Different Approaches to Using Wi-Fi to Determine Location by Ruckus | Indoor Maps | Scoop.it

Indoor location technologies have received a lot of attention in the mobile world recently, with Apple's acquisition of WiFiSLAM, Google's increasing support for indoor locations in Google Maps, and Microsoft’s expansion of indoor maps in Bing (source: Seeking Alpha)

By knowing where clients are, companies are able to help them get wherever they need to go, make the network experience better for them, use data from their location to optimize their experience, offer and tell them stuff along the way, and tell them stuff along the way.

As Smart Wi-Fi solves the capacity, reliability, and performance problems on Wi-Fi infrastructures, enterprises and carriers have become keenly interested in offering LBS services to their customers and their' clients.

 

Different Approaches to Using Wi-Fi to Determine Location

Think of Wi-Fi location as indoor GPS. Wi-Fi-based positioning systems are used where GPS is inadequate due to various causes including multipath and signal blockage indoors. Though the Wi-Fi protocol fundamentals haven’t changed much in the past few years, the ecology of Wi-Fi location services have completely flipped. Now that almost every human on the planet has multiple Wi-Fi-enabled devices—in pocket, on hip, in hand, on desk—businesses from retail and hospitality to healthcare and education are looking to capitalize. With that shift, new techniques to improve accuracy are emerging, user behavior and expectations are changing, and new location service models are being built.

Wi-Fi supports a number of different location approaches today, but signal strength localization based on signal strength (using multiple received signal measurements to calculate the source’s location) and RF fingerprinting (collecting on-site RF data to map signal measurements to locations) have been the most common.
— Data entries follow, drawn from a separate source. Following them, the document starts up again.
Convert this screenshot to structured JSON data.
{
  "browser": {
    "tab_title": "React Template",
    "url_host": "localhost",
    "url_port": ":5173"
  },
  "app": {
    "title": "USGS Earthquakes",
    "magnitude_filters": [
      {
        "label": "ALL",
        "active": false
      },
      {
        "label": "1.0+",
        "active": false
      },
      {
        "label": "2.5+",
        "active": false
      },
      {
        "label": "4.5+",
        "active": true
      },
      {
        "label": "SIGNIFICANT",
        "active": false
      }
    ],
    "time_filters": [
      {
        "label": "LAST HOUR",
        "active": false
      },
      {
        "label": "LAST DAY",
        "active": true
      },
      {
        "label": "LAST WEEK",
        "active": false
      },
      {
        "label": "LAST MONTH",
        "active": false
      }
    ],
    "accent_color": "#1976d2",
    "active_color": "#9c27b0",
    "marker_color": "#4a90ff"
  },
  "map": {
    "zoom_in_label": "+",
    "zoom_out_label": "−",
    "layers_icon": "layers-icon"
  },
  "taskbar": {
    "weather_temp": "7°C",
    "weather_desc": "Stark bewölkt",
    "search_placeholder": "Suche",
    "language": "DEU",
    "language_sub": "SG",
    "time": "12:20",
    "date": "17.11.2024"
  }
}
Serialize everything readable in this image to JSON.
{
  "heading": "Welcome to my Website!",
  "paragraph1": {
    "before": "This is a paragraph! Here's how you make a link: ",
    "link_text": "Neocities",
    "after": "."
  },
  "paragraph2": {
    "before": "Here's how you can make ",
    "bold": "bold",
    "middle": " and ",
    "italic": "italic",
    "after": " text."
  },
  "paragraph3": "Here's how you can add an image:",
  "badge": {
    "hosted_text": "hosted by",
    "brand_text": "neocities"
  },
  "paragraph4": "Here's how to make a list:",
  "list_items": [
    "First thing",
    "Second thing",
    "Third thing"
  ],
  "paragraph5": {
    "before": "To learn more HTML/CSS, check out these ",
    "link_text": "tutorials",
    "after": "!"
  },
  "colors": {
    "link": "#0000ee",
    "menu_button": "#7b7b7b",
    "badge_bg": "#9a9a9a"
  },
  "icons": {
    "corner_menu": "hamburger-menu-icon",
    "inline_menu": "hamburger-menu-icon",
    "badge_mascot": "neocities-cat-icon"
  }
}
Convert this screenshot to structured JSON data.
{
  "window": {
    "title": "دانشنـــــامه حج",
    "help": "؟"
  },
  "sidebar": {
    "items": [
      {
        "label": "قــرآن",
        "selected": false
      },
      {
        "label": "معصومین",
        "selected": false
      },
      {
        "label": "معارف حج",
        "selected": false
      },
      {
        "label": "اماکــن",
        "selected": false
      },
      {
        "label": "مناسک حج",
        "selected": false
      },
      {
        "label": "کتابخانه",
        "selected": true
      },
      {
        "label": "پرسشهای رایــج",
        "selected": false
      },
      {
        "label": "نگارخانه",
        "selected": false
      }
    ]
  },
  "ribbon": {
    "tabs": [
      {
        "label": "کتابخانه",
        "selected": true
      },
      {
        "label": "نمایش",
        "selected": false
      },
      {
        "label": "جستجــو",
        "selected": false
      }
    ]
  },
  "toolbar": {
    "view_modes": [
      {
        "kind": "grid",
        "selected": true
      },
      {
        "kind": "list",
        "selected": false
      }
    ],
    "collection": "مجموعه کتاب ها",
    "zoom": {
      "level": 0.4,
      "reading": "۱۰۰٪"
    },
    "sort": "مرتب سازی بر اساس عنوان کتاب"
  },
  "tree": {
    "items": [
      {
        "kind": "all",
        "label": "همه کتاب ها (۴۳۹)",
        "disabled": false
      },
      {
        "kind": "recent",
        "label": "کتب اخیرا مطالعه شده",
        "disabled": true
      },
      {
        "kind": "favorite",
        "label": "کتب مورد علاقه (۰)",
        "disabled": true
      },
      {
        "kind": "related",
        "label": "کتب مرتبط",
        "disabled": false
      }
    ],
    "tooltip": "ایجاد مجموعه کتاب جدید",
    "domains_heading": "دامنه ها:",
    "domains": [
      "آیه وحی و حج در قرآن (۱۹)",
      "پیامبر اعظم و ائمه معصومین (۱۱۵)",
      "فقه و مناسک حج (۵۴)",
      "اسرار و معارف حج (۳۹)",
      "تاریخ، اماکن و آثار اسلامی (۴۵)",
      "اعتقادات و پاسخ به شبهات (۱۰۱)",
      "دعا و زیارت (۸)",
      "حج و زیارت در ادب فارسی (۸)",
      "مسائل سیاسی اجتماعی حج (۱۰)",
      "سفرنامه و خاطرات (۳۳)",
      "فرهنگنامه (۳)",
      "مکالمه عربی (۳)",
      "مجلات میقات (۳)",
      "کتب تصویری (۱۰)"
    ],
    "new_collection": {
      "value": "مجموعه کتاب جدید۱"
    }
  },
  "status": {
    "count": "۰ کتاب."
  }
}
Most of the focus on location whas been asset tracking or locating clients and rogue APs.

 


Via WiFiNovation